With great power…
Of course, when it comes to lift truck safety, the buck ultimately stops with managers and supervisors. The 2013 update to L117, the Health and Safety Executive’s definitive guide to forklift operations, suggests that the HSE is keen to emphasise this point.
Furthermore, a 330 per cent rise in the number of directors prosecuted under Section 37 of the Health and Safety at Work Act (HSWA) between 2005 and 2011, and a 31 per cent rise in successful convictions really drives the point home that you are accountable for the people under you and will face consequences if you fail them.
Taylor says: “As many as 90 per cent of managers and supervisors we encounter are not aware of their legal responsibilities, nor the consequences of an accident that results in a prosecution – let alone the numerous financial benefits to be gained from running a safe operation.
“More often than not, managers have never even driven a forklift before, or received any kind of formal training. Indeed, research conducted by Mentor and the Fork Lift Truck Association suggested that drivers and their frontline colleagues had a much better understanding of the common hazards than their supervisors.
“A supervisor who has little understanding of the risks involved in materials handling is not in any position to adequately protect his or her employees. L117 emphasises the absolute requirement for those in charge of forklift operations to receive adequate safety training.”
A matter of course
A supervisor should be able to recognise both good and bad practice and have the skills to draw upon to confidently intervene if safety is being compromised or to identify any additional training needs.
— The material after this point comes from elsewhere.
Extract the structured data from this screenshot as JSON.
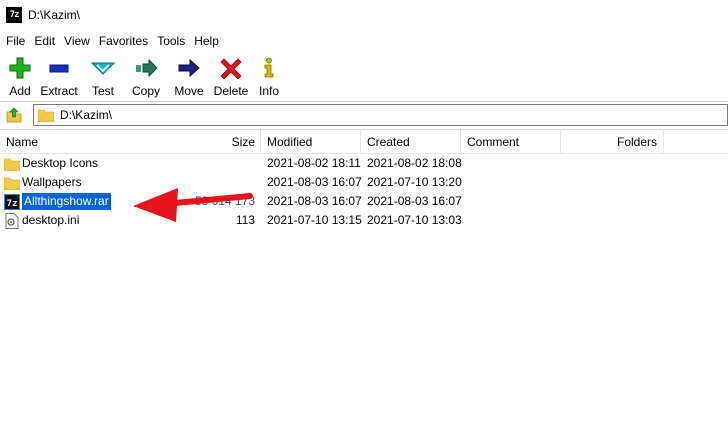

A company’s safety measures are only as good as those that implement them so, ultimately, it is the supervisor whose performance largely determines whether or not there is a safety culture at work.
To meet this need, Mentor developed IOSH Managing safely forklift operations, the first ever IOSH-accredited safety management course tailored specifically to the needs of managers and supervisors tasked with overseeing forklift truck operations.
The four-day course, open to delegates from any industry sector, fulfils the legal requirements set out in L117. Delivered on site by highly skilled instructors qualified to NEBOSH (National Examination Board in Occupational Safety and Health) standards, it has been designed to equip participants with the knowledge needed to supervise with confidence and competence.
Reaping the benefits
As if protecting your workforce wasn’t reason enough, there are also many financial benefits to be gained by creating and maintaining a safe working environment.
Obvious expenses incurred by forklift accidents include compensation, fines and damage to equipment, facilities and stock. But there are other costs to consider. Downtime, disruption, the loss of reputation, and decreased staff confidence and morale will all impact a business’ bottom line. What’s more, responsible forklift use could even improve fuel consumption and reduce vehicle wear-and-tear.
Taylor concludes: “The materials handling industry has done well to reduce the number of forklift accidents in the last decade or so. However, we still have a long way to go. Only with proper training and sustained effort can companies meet their legal requirements, and promote a safe, productive work culture, thereby improving accident figures. It can be done.”
Amy Alton is marketing co-ordinator at Mentor FLT Training
Approaches to managing the risks associated Musculoskeletal disorders
In this episode of the Safety & Health Podcast, we hear from Matt Birtles, Principal Ergonomics Consultant at HSE’s Science and Research Centre, about the different approaches to managing the risks associated with Musculoskeletal disorders.
Matt, an ergonomics and human factors expert, shares his thoughts on why MSDs are important, the various prevalent rates across the UK, what you can do within your own organisation and the Risk Management process surrounding MSD’s.